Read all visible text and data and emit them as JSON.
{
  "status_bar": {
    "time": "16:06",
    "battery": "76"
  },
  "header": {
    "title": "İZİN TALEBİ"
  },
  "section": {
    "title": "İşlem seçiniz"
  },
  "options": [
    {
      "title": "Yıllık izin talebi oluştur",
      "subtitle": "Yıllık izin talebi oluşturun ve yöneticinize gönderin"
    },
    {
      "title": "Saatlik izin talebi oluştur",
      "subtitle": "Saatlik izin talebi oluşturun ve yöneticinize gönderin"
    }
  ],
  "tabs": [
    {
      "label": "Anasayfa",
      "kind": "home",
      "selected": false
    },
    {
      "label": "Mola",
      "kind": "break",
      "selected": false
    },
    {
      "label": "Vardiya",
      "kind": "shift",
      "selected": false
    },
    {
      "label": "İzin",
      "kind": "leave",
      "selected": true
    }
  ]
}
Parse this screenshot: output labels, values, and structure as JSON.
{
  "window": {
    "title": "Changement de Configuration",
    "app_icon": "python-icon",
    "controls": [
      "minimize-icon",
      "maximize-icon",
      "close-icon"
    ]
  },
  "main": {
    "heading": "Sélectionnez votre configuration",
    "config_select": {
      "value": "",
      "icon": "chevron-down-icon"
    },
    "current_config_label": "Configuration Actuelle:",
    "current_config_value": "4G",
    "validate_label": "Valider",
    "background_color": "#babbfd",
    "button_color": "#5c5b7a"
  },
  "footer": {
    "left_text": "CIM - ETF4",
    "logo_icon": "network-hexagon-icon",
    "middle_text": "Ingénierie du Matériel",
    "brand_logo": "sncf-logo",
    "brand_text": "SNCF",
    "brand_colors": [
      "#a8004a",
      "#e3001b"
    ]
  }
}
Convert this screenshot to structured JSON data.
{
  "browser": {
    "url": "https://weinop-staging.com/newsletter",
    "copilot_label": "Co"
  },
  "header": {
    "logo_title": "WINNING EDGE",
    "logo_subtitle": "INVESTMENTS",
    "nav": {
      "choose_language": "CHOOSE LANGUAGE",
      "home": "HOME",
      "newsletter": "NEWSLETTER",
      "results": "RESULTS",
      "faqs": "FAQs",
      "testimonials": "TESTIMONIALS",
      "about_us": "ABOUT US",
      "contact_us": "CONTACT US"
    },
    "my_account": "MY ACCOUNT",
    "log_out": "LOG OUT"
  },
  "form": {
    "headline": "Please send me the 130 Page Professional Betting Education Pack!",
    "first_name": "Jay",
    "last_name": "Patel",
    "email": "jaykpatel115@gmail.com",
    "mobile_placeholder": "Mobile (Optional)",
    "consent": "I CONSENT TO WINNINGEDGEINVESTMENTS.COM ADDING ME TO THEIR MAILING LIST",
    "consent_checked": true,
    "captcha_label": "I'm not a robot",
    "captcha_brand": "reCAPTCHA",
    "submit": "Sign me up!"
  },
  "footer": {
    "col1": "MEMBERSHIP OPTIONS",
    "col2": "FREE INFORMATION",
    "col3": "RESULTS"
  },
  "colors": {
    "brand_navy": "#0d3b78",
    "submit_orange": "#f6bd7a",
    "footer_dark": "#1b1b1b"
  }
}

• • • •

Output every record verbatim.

SOLVED PROBLEM:
Read all visible text and data and emit them as JSON.
{
  "status_bar": {
    "time": "16:06",
    "battery": "76"
  },
  "header": {
    "title": "İZİN TALEBİ"
  },
  "section": {
    "title": "İşlem seçiniz"
  },
  "options": [
    {
      "title": "Yıllık izin talebi oluştur",
      "subtitle": "Yıllık izin talebi oluşturun ve yöneticinize gönderin"
    },
    {
      "title": "Saatlik izin talebi oluştur",
      "subtitle": "Saatlik izin talebi oluşturun ve yöneticinize gönderin"
    }
  ],
  "tabs": [
    {
      "label": "Anasayfa",
      "kind": "home",
      "selected": false
    },
    {
      "label": "Mola",
      "kind": "break",
      "selected": false
    },
    {
      "label": "Vardiya",
      "kind": "shift",
      "selected": false
    },
    {
      "label": "İzin",
      "kind": "leave",
      "selected": true
    }
  ]
}
Parse this screenshot: output labels, values, and structure as JSON.
{
  "window": {
    "title": "Changement de Configuration",
    "app_icon": "python-icon",
    "controls": [
      "minimize-icon",
      "maximize-icon",
      "close-icon"
    ]
  },
  "main": {
    "heading": "Sélectionnez votre configuration",
    "config_select": {
      "value": "",
      "icon": "chevron-down-icon"
    },
    "current_config_label": "Configuration Actuelle:",
    "current_config_value": "4G",
    "validate_label": "Valider",
    "background_color": "#babbfd",
    "button_color": "#5c5b7a"
  },
  "footer": {
    "left_text": "CIM - ETF4",
    "logo_icon": "network-hexagon-icon",
    "middle_text": "Ingénierie du Matériel",
    "brand_logo": "sncf-logo",
    "brand_text": "SNCF",
    "brand_colors": [
      "#a8004a",
      "#e3001b"
    ]
  }
}
Convert this screenshot to structured JSON data.
{
  "browser": {
    "url": "https://weinop-staging.com/newsletter",
    "copilot_label": "Co"
  },
  "header": {
    "logo_title": "WINNING EDGE",
    "logo_subtitle": "INVESTMENTS",
    "nav": {
      "choose_language": "CHOOSE LANGUAGE",
      "home": "HOME",
      "newsletter": "NEWSLETTER",
      "results": "RESULTS",
      "faqs": "FAQs",
      "testimonials": "TESTIMONIALS",
      "about_us": "ABOUT US",
      "contact_us": "CONTACT US"
    },
    "my_account": "MY ACCOUNT",
    "log_out": "LOG OUT"
  },
  "form": {
    "headline": "Please send me the 130 Page Professional Betting Education Pack!",
    "first_name": "Jay",
    "last_name": "Patel",
    "email": "jaykpatel115@gmail.com",
    "mobile_placeholder": "Mobile (Optional)",
    "consent": "I CONSENT TO WINNINGEDGEINVESTMENTS.COM ADDING ME TO THEIR MAILING LIST",
    "consent_checked": true,
    "captcha_label": "I'm not a robot",
    "captcha_brand": "reCAPTCHA",
    "submit": "Sign me up!"
  },
  "footer": {
    "col1": "MEMBERSHIP OPTIONS",
    "col2": "FREE INFORMATION",
    "col3": "RESULTS"
  },
  "colors": {
    "brand_navy": "#0d3b78",
    "submit_orange": "#f6bd7a",
    "footer_dark": "#1b1b1b"
  }
}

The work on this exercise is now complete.